Task instructions: Repeat the data precisely as given.

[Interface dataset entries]
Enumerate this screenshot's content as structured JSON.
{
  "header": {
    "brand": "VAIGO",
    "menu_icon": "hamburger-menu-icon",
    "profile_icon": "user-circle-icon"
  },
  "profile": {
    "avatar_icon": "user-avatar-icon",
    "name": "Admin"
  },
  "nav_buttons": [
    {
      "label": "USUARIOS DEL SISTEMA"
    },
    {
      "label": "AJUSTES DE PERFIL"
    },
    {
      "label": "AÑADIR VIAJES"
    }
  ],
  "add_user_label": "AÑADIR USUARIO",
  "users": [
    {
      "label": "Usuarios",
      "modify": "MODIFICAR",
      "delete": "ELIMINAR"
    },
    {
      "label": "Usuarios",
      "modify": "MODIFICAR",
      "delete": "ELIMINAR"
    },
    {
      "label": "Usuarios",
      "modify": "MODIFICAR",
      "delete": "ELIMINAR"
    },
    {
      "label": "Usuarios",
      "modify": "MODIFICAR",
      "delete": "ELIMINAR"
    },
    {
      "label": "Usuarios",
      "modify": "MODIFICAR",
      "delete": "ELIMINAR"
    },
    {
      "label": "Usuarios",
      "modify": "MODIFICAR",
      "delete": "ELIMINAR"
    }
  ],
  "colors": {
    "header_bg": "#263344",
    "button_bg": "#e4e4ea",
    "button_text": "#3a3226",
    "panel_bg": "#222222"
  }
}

Response for this exercise:
Enumerate this screenshot's content as structured JSON.
{
  "header": {
    "brand": "VAIGO",
    "menu_icon": "hamburger-menu-icon",
    "profile_icon": "user-circle-icon"
  },
  "profile": {
    "avatar_icon": "user-avatar-icon",
    "name": "Admin"
  },
  "nav_buttons": [
    {
      "label": "USUARIOS DEL SISTEMA"
    },
    {
      "label": "AJUSTES DE PERFIL"
    },
    {
      "label": "AÑADIR VIAJES"
    }
  ],
  "add_user_label": "AÑADIR USUARIO",
  "users": [
    {
      "label": "Usuarios",
      "modify": "MODIFICAR",
      "delete": "ELIMINAR"
    },
    {
      "label": "Usuarios",
      "modify": "MODIFICAR",
      "delete": "ELIMINAR"
    },
    {
      "label": "Usuarios",
      "modify": "MODIFICAR",
      "delete": "ELIMINAR"
    },
    {
      "label": "Usuarios",
      "modify": "MODIFICAR",
      "delete": "ELIMINAR"
    },
    {
      "label": "Usuarios",
      "modify": "MODIFICAR",
      "delete": "ELIMINAR"
    },
    {
      "label": "Usuarios",
      "modify": "MODIFICAR",
      "delete": "ELIMINAR"
    }
  ],
  "colors": {
    "header_bg": "#263344",
    "button_bg": "#e4e4ea",
    "button_text": "#3a3226",
    "panel_bg": "#222222"
  }
}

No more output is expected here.